▸ ACTION ITEM
Look through the entries for the string "amount" and copy every line where it shows up.

Dataset rows describing interfaces:

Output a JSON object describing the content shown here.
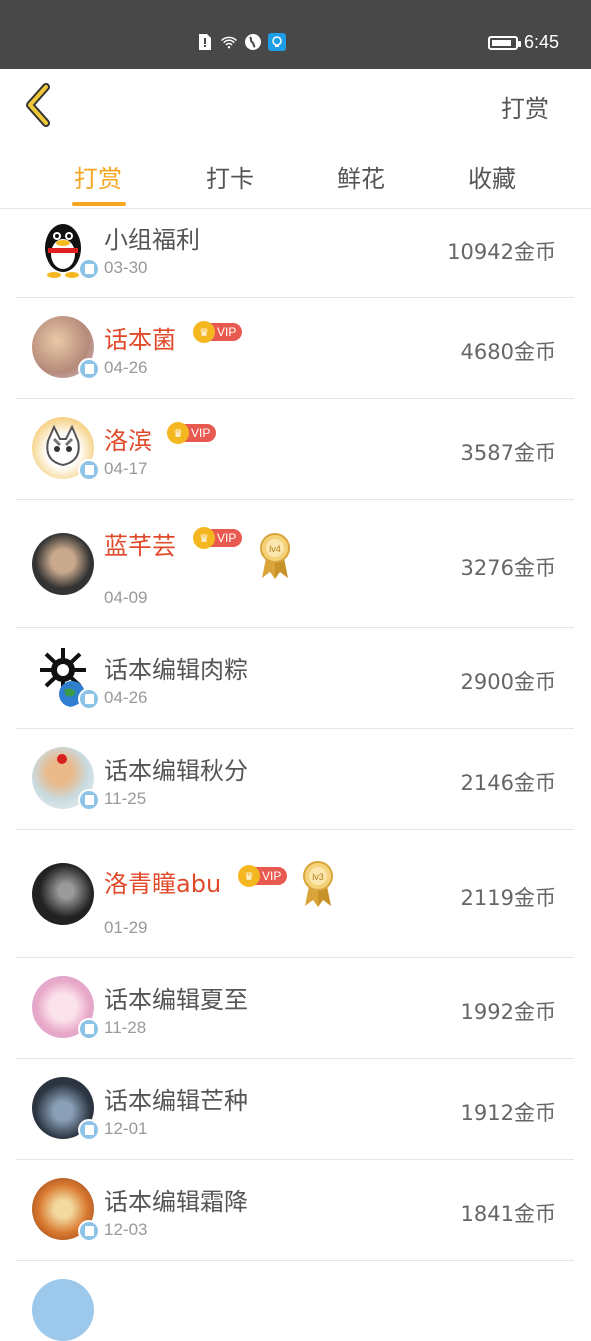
{
  "status_bar": {
    "time": "6:45",
    "icons": [
      "sim-alert-icon",
      "wifi-icon",
      "globe-icon",
      "lightbulb-icon"
    ],
    "battery_level": 0.85
  },
  "header": {
    "back_icon": "chevron-left-icon",
    "title": "打赏"
  },
  "tabs": [
    {
      "label": "打赏",
      "active": true
    },
    {
      "label": "打卡",
      "active": false
    },
    {
      "label": "鲜花",
      "active": false
    },
    {
      "label": "收藏",
      "active": false
    }
  ],
  "colors": {
    "accent": "#f5a623",
    "vip_name": "#e04a2a",
    "vip_badge": "#e85a4f",
    "status_bar": "#484848"
  },
  "rewards": [
    {
      "name": "小组福利",
      "date": "03-30",
      "amount": "10942金币",
      "vip": false,
      "medal": ""
    },
    {
      "name": "话本菌",
      "date": "04-26",
      "amount": "4680金币",
      "vip": true,
      "medal": ""
    },
    {
      "name": "洛滨",
      "date": "04-17",
      "amount": "3587金币",
      "vip": true,
      "medal": ""
    },
    {
      "name": "蓝芊芸",
      "date": "04-09",
      "amount": "3276金币",
      "vip": true,
      "medal": "lv4"
    },
    {
      "name": "话本编辑肉粽",
      "date": "04-26",
      "amount": "2900金币",
      "vip": false,
      "medal": ""
    },
    {
      "name": "话本编辑秋分",
      "date": "11-25",
      "amount": "2146金币",
      "vip": false,
      "medal": ""
    },
    {
      "name": "洛青瞳abu",
      "date": "01-29",
      "amount": "2119金币",
      "vip": true,
      "medal": "lv3"
    },
    {
      "name": "话本编辑夏至",
      "date": "11-28",
      "amount": "1992金币",
      "vip": false,
      "medal": ""
    },
    {
      "name": "话本编辑芒种",
      "date": "12-01",
      "amount": "1912金币",
      "vip": false,
      "medal": ""
    },
    {
      "name": "话本编辑霜降",
      "date": "12-03",
      "amount": "1841金币",
      "vip": false,
      "medal": ""
    }
  ],
  "vip_label": "VIP"
}
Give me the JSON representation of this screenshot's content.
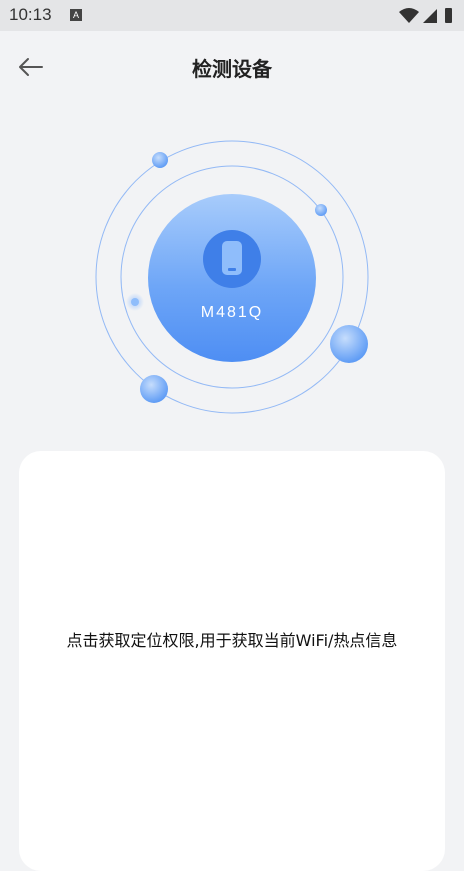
{
  "status_bar": {
    "time": "10:13",
    "notification_icon": "A"
  },
  "header": {
    "title": "检测设备",
    "back_icon": "arrow-left-icon"
  },
  "device": {
    "name": "M481Q",
    "icon": "phone-icon"
  },
  "card": {
    "message": "点击获取定位权限,用于获取当前WiFi/热点信息"
  },
  "colors": {
    "accent": "#4e8ef3",
    "orbit_line": "#8fb6f5",
    "background": "#f2f3f5"
  }
}
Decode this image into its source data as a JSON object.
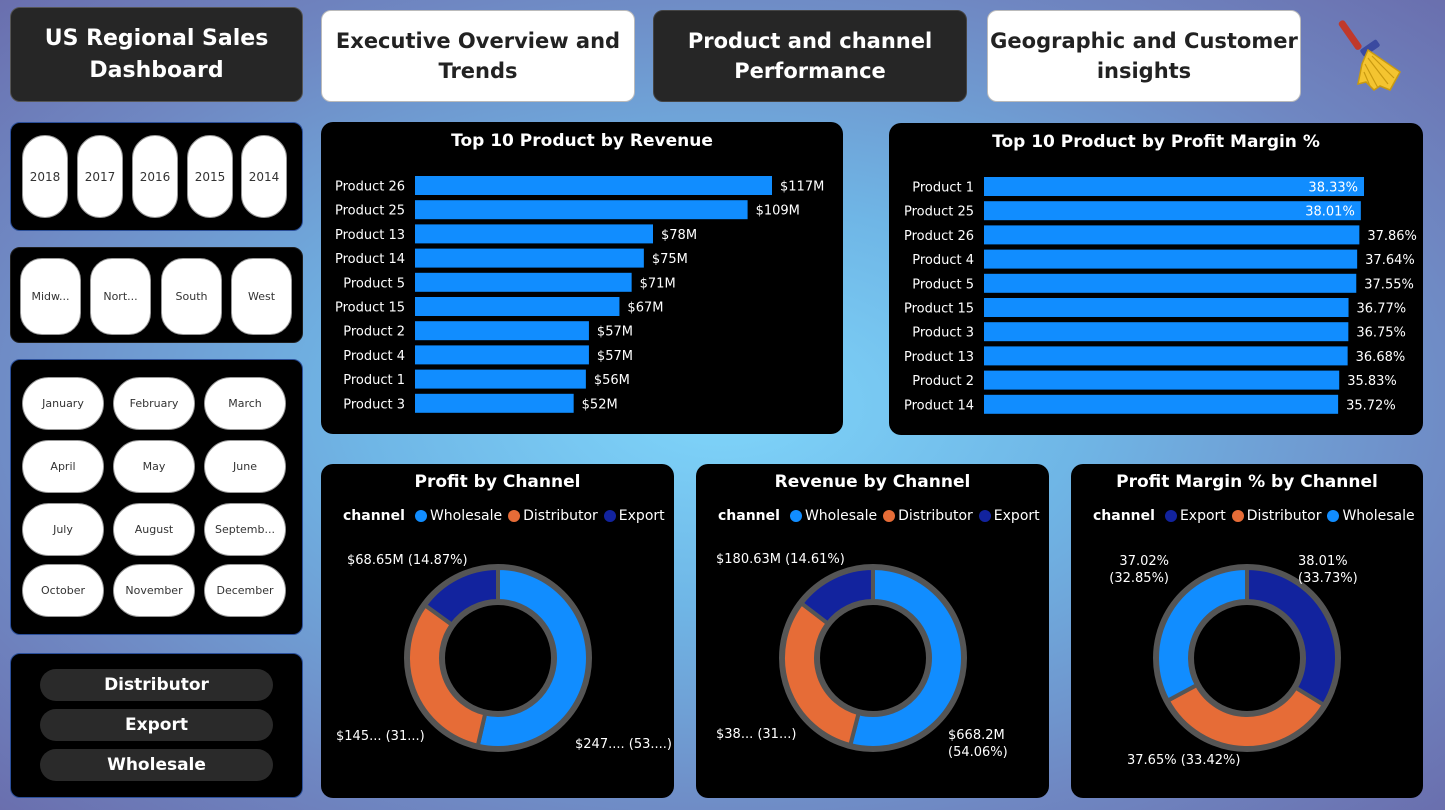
{
  "header": {
    "title_line1": "US Regional Sales",
    "title_line2": "Dashboard",
    "nav": [
      {
        "line1": "Executive Overview and",
        "line2": "Trends"
      },
      {
        "line1": "Product and channel",
        "line2": "Performance"
      },
      {
        "line1": "Geographic and Customer",
        "line2": "insights"
      }
    ],
    "clear_icon": "broom-icon"
  },
  "slicers": {
    "years": [
      "2018",
      "2017",
      "2016",
      "2015",
      "2014"
    ],
    "regions": [
      "Midw...",
      "Nort...",
      "South",
      "West"
    ],
    "months": [
      "January",
      "February",
      "March",
      "April",
      "May",
      "June",
      "July",
      "August",
      "Septemb...",
      "October",
      "November",
      "December"
    ],
    "channels": [
      "Distributor",
      "Export",
      "Wholesale"
    ]
  },
  "colors": {
    "bar": "#118dff",
    "wholesale": "#118dff",
    "distributor": "#e66c37",
    "export": "#12239e"
  },
  "chart_data": [
    {
      "type": "bar",
      "orientation": "horizontal",
      "title": "Top 10 Product by Revenue",
      "categories": [
        "Product 26",
        "Product 25",
        "Product 13",
        "Product 14",
        "Product 5",
        "Product 15",
        "Product 2",
        "Product 4",
        "Product 1",
        "Product 3"
      ],
      "values": [
        117,
        109,
        78,
        75,
        71,
        67,
        57,
        57,
        56,
        52
      ],
      "labels": [
        "$117M",
        "$109M",
        "$78M",
        "$75M",
        "$71M",
        "$67M",
        "$57M",
        "$57M",
        "$56M",
        "$52M"
      ],
      "unit": "$M",
      "xlim": [
        0,
        117
      ]
    },
    {
      "type": "bar",
      "orientation": "horizontal",
      "title": "Top 10 Product by Profit Margin %",
      "categories": [
        "Product 1",
        "Product 25",
        "Product 26",
        "Product 4",
        "Product 5",
        "Product 15",
        "Product 3",
        "Product 13",
        "Product 2",
        "Product 14"
      ],
      "values": [
        38.33,
        38.01,
        37.86,
        37.64,
        37.55,
        36.77,
        36.75,
        36.68,
        35.83,
        35.72
      ],
      "labels": [
        "38.33%",
        "38.01%",
        "37.86%",
        "37.64%",
        "37.55%",
        "36.77%",
        "36.75%",
        "36.68%",
        "35.83%",
        "35.72%"
      ],
      "unit": "%",
      "xlim": [
        0,
        38.33
      ]
    },
    {
      "type": "pie",
      "variant": "donut",
      "title": "Profit by Channel",
      "legend_title": "channel",
      "legend_order": [
        "Wholesale",
        "Distributor",
        "Export"
      ],
      "slices": [
        {
          "name": "Wholesale",
          "share": 53.0,
          "label": "$247.... (53....)"
        },
        {
          "name": "Distributor",
          "share": 31.0,
          "label": "$145... (31...)"
        },
        {
          "name": "Export",
          "share": 14.87,
          "label": "$68.65M (14.87%)"
        }
      ]
    },
    {
      "type": "pie",
      "variant": "donut",
      "title": "Revenue by Channel",
      "legend_title": "channel",
      "legend_order": [
        "Wholesale",
        "Distributor",
        "Export"
      ],
      "slices": [
        {
          "name": "Wholesale",
          "share": 54.06,
          "label": "$668.2M (54.06%)"
        },
        {
          "name": "Distributor",
          "share": 31.33,
          "label": "$38... (31...)"
        },
        {
          "name": "Export",
          "share": 14.61,
          "label": "$180.63M (14.61%)"
        }
      ]
    },
    {
      "type": "pie",
      "variant": "donut",
      "title": "Profit Margin % by Channel",
      "legend_title": "channel",
      "legend_order": [
        "Export",
        "Distributor",
        "Wholesale"
      ],
      "slices": [
        {
          "name": "Export",
          "share": 33.73,
          "label": "38.01% (33.73%)"
        },
        {
          "name": "Distributor",
          "share": 33.42,
          "label": "37.65% (33.42%)"
        },
        {
          "name": "Wholesale",
          "share": 32.85,
          "label": "37.02% (32.85%)"
        }
      ]
    }
  ]
}
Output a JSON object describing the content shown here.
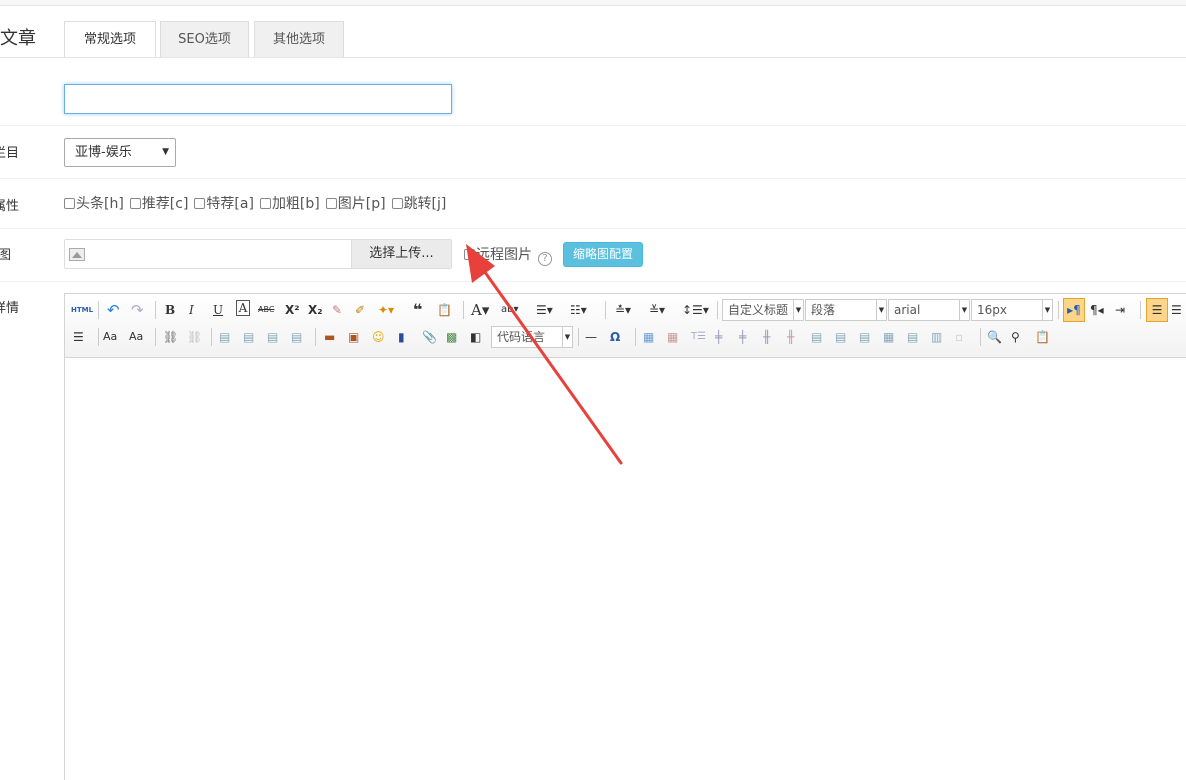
{
  "page": {
    "title": "文章"
  },
  "tabs": [
    {
      "label": "常规选项",
      "active": true
    },
    {
      "label": "SEO选项",
      "active": false
    },
    {
      "label": "其他选项",
      "active": false
    }
  ],
  "form": {
    "title_input": {
      "value": "",
      "placeholder": ""
    },
    "column": {
      "label": "栏目",
      "selected": "亚博-娱乐"
    },
    "attributes": {
      "label": "属性",
      "options": [
        {
          "label": "头条[h]",
          "checked": false
        },
        {
          "label": "推荐[c]",
          "checked": false
        },
        {
          "label": "特荐[a]",
          "checked": false
        },
        {
          "label": "加粗[b]",
          "checked": false
        },
        {
          "label": "图片[p]",
          "checked": false
        },
        {
          "label": "跳转[j]",
          "checked": false
        }
      ]
    },
    "thumbnail": {
      "label": "图",
      "upload_label": "选择上传...",
      "remote_label": "远程图片",
      "help_glyph": "?",
      "config_button": "缩略图配置"
    },
    "content": {
      "label": "详情"
    }
  },
  "editor": {
    "html_label": "HTML",
    "heading_combo": "自定义标题",
    "paragraph_combo": "段落",
    "font_combo": "arial",
    "size_combo": "16px",
    "code_combo": "代码语言"
  },
  "colors": {
    "accent": "#5bc0de",
    "annotation_arrow": "#e8403a"
  }
}
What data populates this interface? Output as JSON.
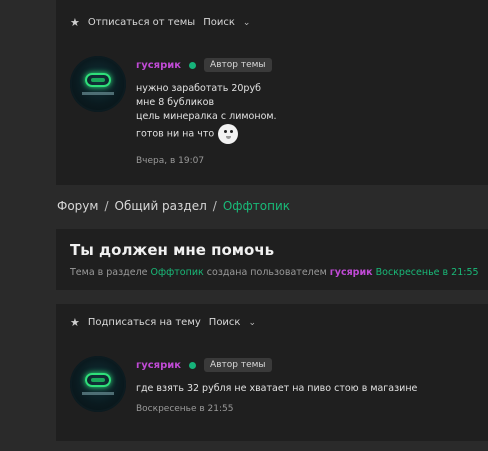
{
  "top_toolbar": {
    "unsubscribe": "Отписаться от темы",
    "search": "Поиск"
  },
  "first_post": {
    "username": "гусярик",
    "badge": "Автор темы",
    "lines": [
      "нужно заработать 20руб",
      "мне 8 бубликов",
      "цель минералка с лимоном.",
      "готов ни на что"
    ],
    "time": "Вчера, в 19:07"
  },
  "breadcrumb": {
    "forum": "Форум",
    "section": "Общий раздел",
    "current": "Оффтопик"
  },
  "thread": {
    "title": "Ты должен мне помочь",
    "desc_prefix": "Тема в разделе",
    "section": "Оффтопик",
    "desc_mid": "создана пользователем",
    "author": "гусярик",
    "date": "Воскресенье в 21:55"
  },
  "bottom_toolbar": {
    "subscribe": "Подписаться на тему",
    "search": "Поиск"
  },
  "second_post": {
    "username": "гусярик",
    "badge": "Автор темы",
    "text": "где взять 32 рубля не хватает на пиво стою в магазине",
    "time": "Воскресенье в 21:55"
  }
}
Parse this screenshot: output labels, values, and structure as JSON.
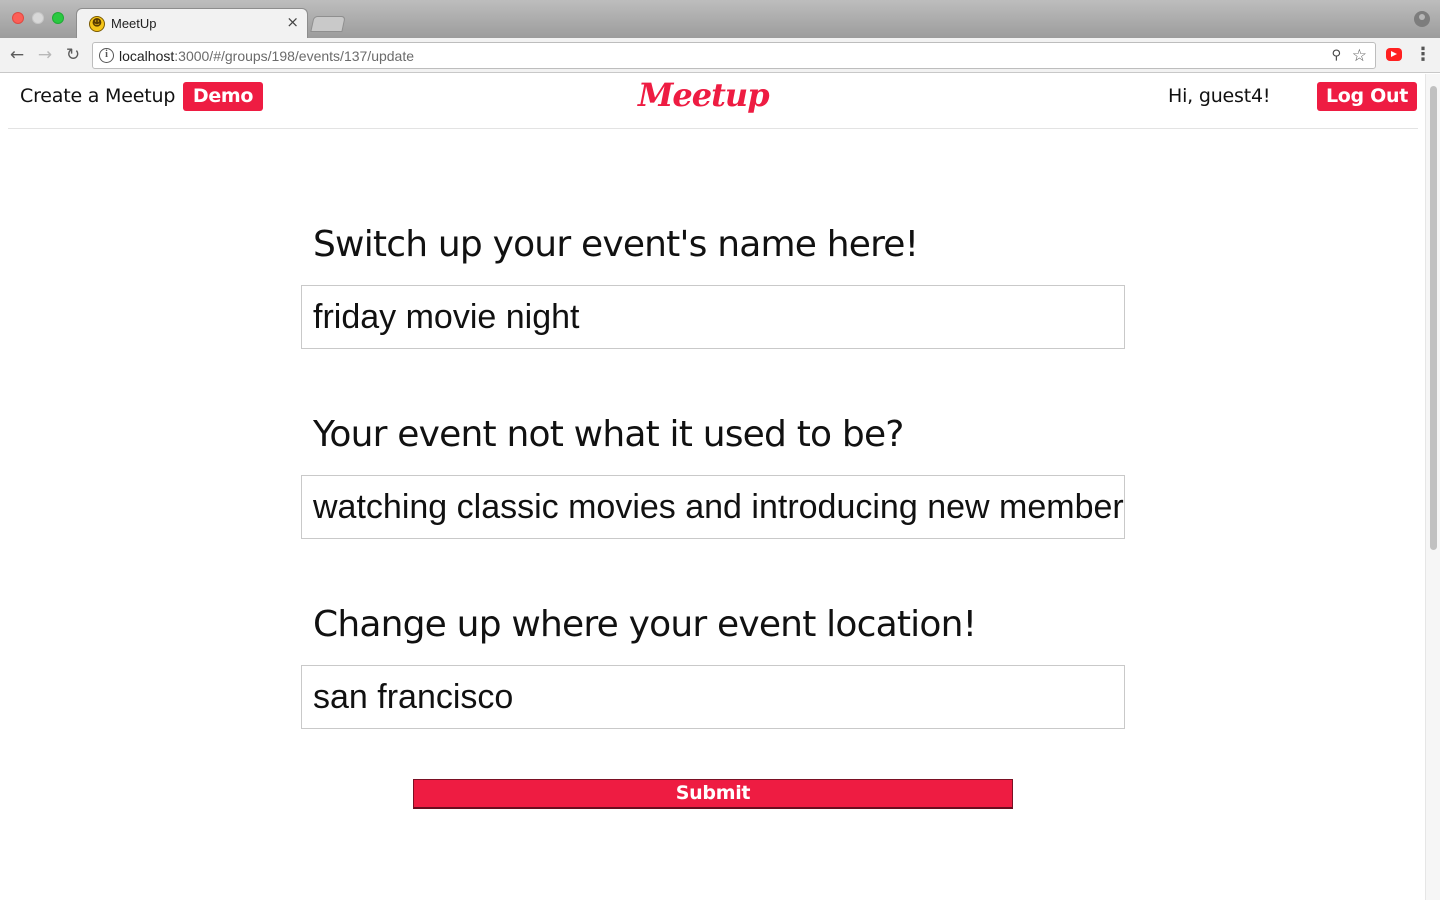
{
  "browser": {
    "tab_title": "MeetUp",
    "tab_close": "×",
    "url_host": "localhost",
    "url_path": ":3000/#/groups/198/events/137/update"
  },
  "nav": {
    "create_link": "Create a Meetup",
    "demo_label": "Demo",
    "logo_text": "Meetup",
    "greeting": "Hi, guest4!",
    "logout_label": "Log Out"
  },
  "form": {
    "name_label": "Switch up your event's name here!",
    "name_value": "friday movie night",
    "description_label": "Your event not what it used to be?",
    "description_value": "watching classic movies and introducing new members",
    "location_label": "Change up where your event location!",
    "location_value": "san francisco",
    "submit_label": "Submit"
  },
  "colors": {
    "accent": "#ee1c42"
  }
}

▸ OUTPUT OF THE TASK
      "amount": "10942金币",
      "amount": "4680金币",
      "amount": "3587金币",
      "amount": "3276金币",
      "amount": "2900金币",
      "amount": "2146金币",
      "amount": "2119金币",
      "amount": "1992金币",
      "amount": "1912金币",
      "amount": "1841金币",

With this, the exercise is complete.